Joseph Woolford, who is practically living a retired life in Plymouth, has through his well directed efforts won a competency that now enables him largely to put aside business cares. He is a native of England, his birth having occurred in Ramsbury, Wiltshire, on the 7th of February, 1830. For many generations the family resided in that country. His father, William Woolford, married Miss Elizabeth Hobbs, a native of his own town, and they had fourteen children, but only three are living now. He reached the very advanced age of eighty-four years, while his wife passed away at the age of seventy-two years. They were members of the Church of England,--honest, industrious and upright people.
Joseph Woolford was early trained to habits of industry and economy. When only eight years of age he began to earn his living, and in consequence his educational privileges were very limited.
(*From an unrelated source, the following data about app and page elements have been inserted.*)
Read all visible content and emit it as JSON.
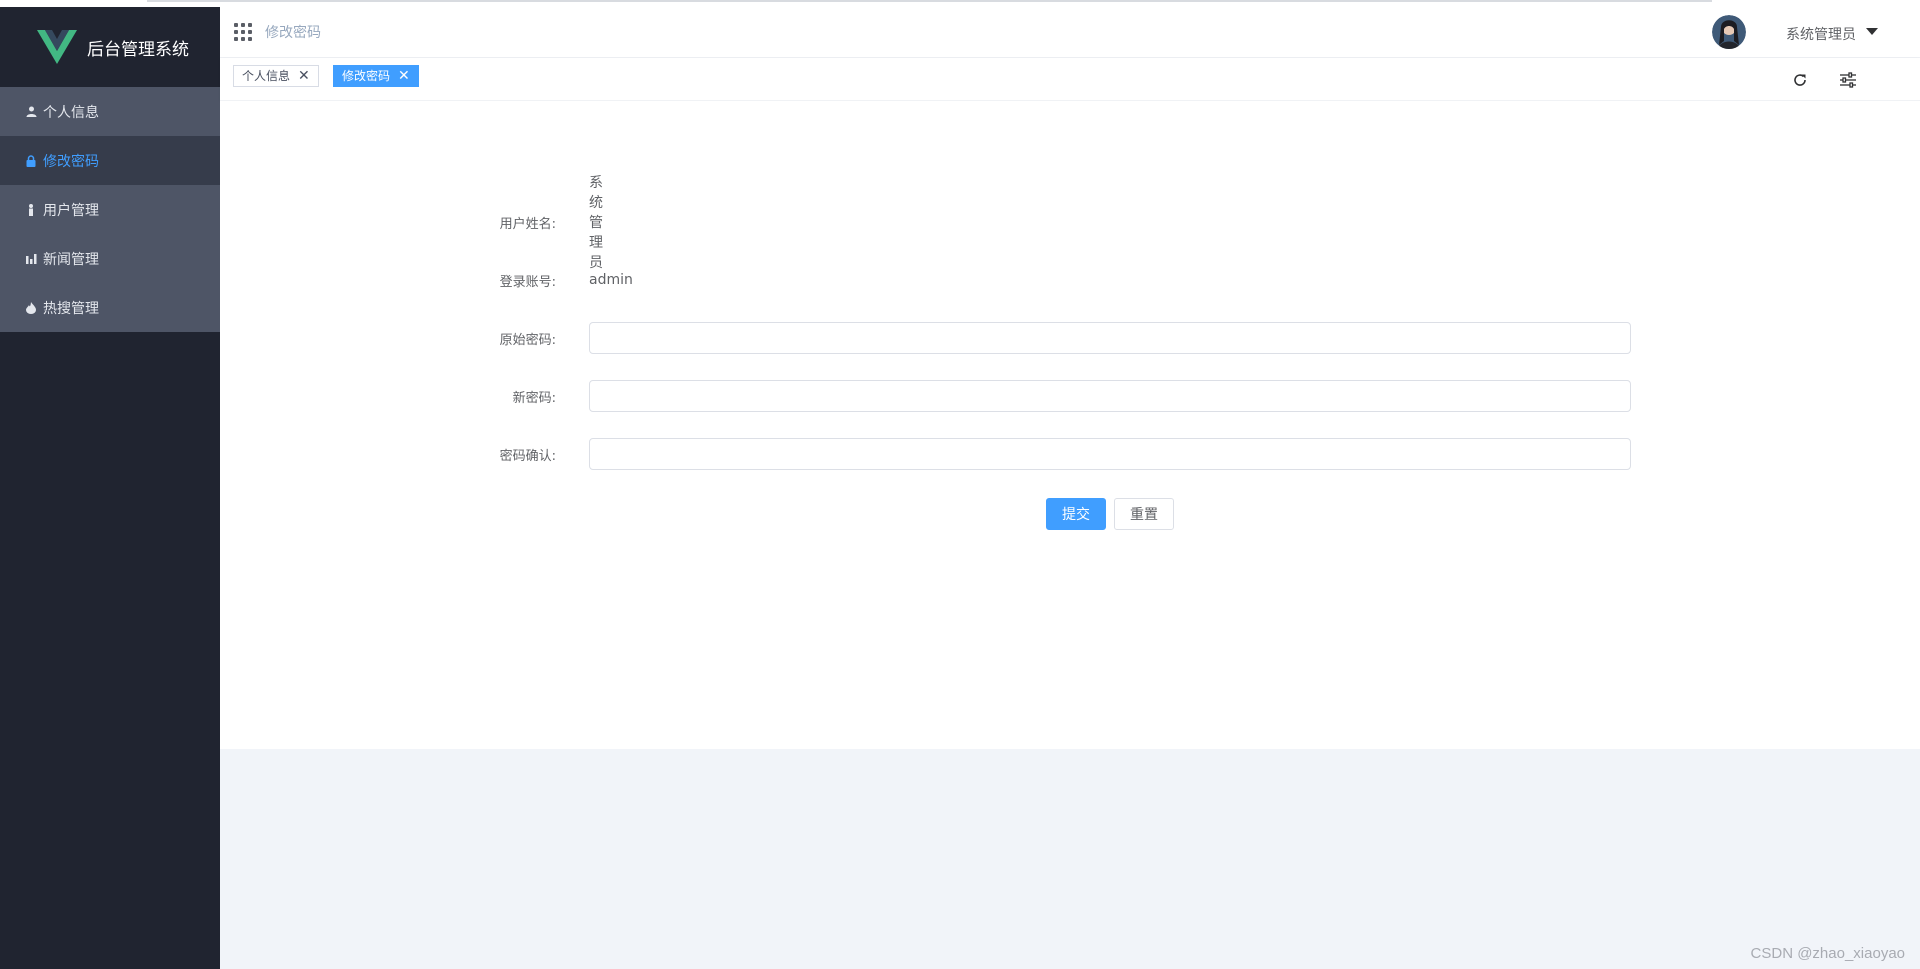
{
  "app": {
    "title": "后台管理系统"
  },
  "sidebar": {
    "items": [
      {
        "label": "个人信息",
        "icon": "user-icon",
        "active": false
      },
      {
        "label": "修改密码",
        "icon": "lock-icon",
        "active": true
      },
      {
        "label": "用户管理",
        "icon": "person-icon",
        "active": false
      },
      {
        "label": "新闻管理",
        "icon": "bar-chart-icon",
        "active": false
      },
      {
        "label": "热搜管理",
        "icon": "fire-icon",
        "active": false
      }
    ]
  },
  "header": {
    "breadcrumb": "修改密码",
    "user_name": "系统管理员"
  },
  "tags": [
    {
      "label": "个人信息",
      "close": "✕",
      "active": false
    },
    {
      "label": "修改密码",
      "close": "✕",
      "active": true
    }
  ],
  "form": {
    "username_label": "用户姓名:",
    "username_value": "系统管理员",
    "account_label": "登录账号:",
    "account_value": "admin",
    "old_password_label": "原始密码:",
    "old_password_value": "",
    "new_password_label": "新密码:",
    "new_password_value": "",
    "confirm_password_label": "密码确认:",
    "confirm_password_value": "",
    "submit_label": "提交",
    "reset_label": "重置"
  },
  "watermark": "CSDN @zhao_xiaoyao",
  "colors": {
    "sidebar_bg": "#202430",
    "menu_item_bg": "#4e5566",
    "menu_active_bg": "#363c4b",
    "accent": "#409eff",
    "logo_green": "#42b883"
  }
}
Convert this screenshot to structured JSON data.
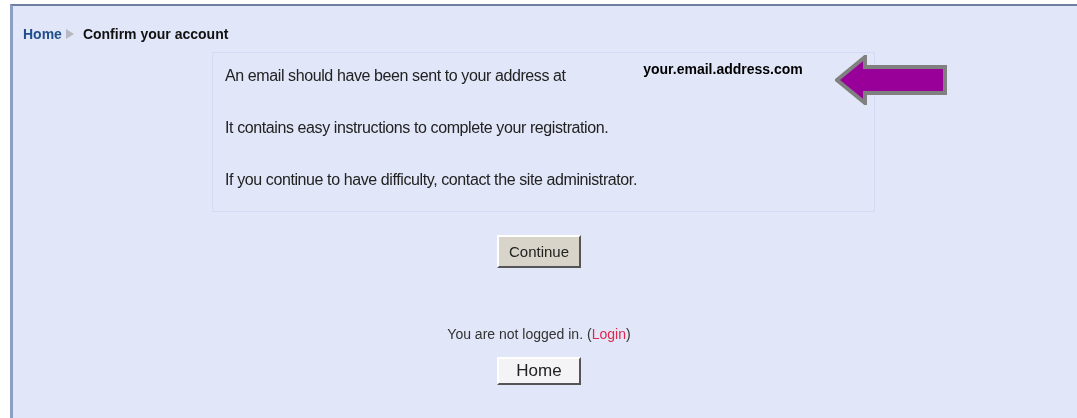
{
  "breadcrumb": {
    "home": "Home",
    "current": "Confirm your account"
  },
  "message": [
    "An email should have been sent to your address at",
    "It contains easy instructions to complete your registration.",
    "If you continue to have difficulty, contact the site administrator."
  ],
  "annotation": {
    "label": "your.email.address.com"
  },
  "continue_button": "Continue",
  "login_info": {
    "text": "You are not logged in.",
    "open": "(",
    "link": "Login",
    "close": ")"
  },
  "home_button": "Home"
}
He served an apprenticeship to the blacksmith’s trade in the city of London, after which he worked on the Great Eastern steamship, and in 1857 went into southern waters, locating in Peru, where he assisted in the building of an iron mater or wharf which ran out into the sea past the surf. Determining to make his home in California, he arrived in Plymouth in the spring of 1862, and was for two years engaged in placer mining in different places in the county, but making only six dollars a day, he was not satisfied with the wages. Subsequently he spent eighteen years in the employ of the Haywood Mining Company, working at his trade and at all kinds of blacksmithing and iron-working required in the mill and mines. He was the foreman of their shop, and being an expert workman he gave excellent satisfaction to his employers. He also worked in the Empire and Pacific mines for the New London Folks for two years, and in 1872 he took up two hundred and eighty acres of land adjoining the town of Plymouth. He now resides upon his farm. He has improved the property and erected a good residence, but in a measure he has retired from active business, although he still has a shop and his high reputation as a first-class workman brings to him considerable trade.
Mr. Woolford has always given his support to the Democratic Party, but has never been an aspirant for office, preferring to give his time and attention to his business affairs. He adheres to the faith of the Episcopal church and has led an honorable and upright life, his word being as good as his bond. His marked industry has been the source of his prosperity, and he belongs to that class of energetic and reliable men who have truly won the proud American title of self-made.
Henry Woolford, a nephew of our subject, with his family, is living on the farm and working it, while Mr. Woolford makes his home with them.
Transcribed by Gerald Iaquinta.
© 2010 Gerald Iaquinta.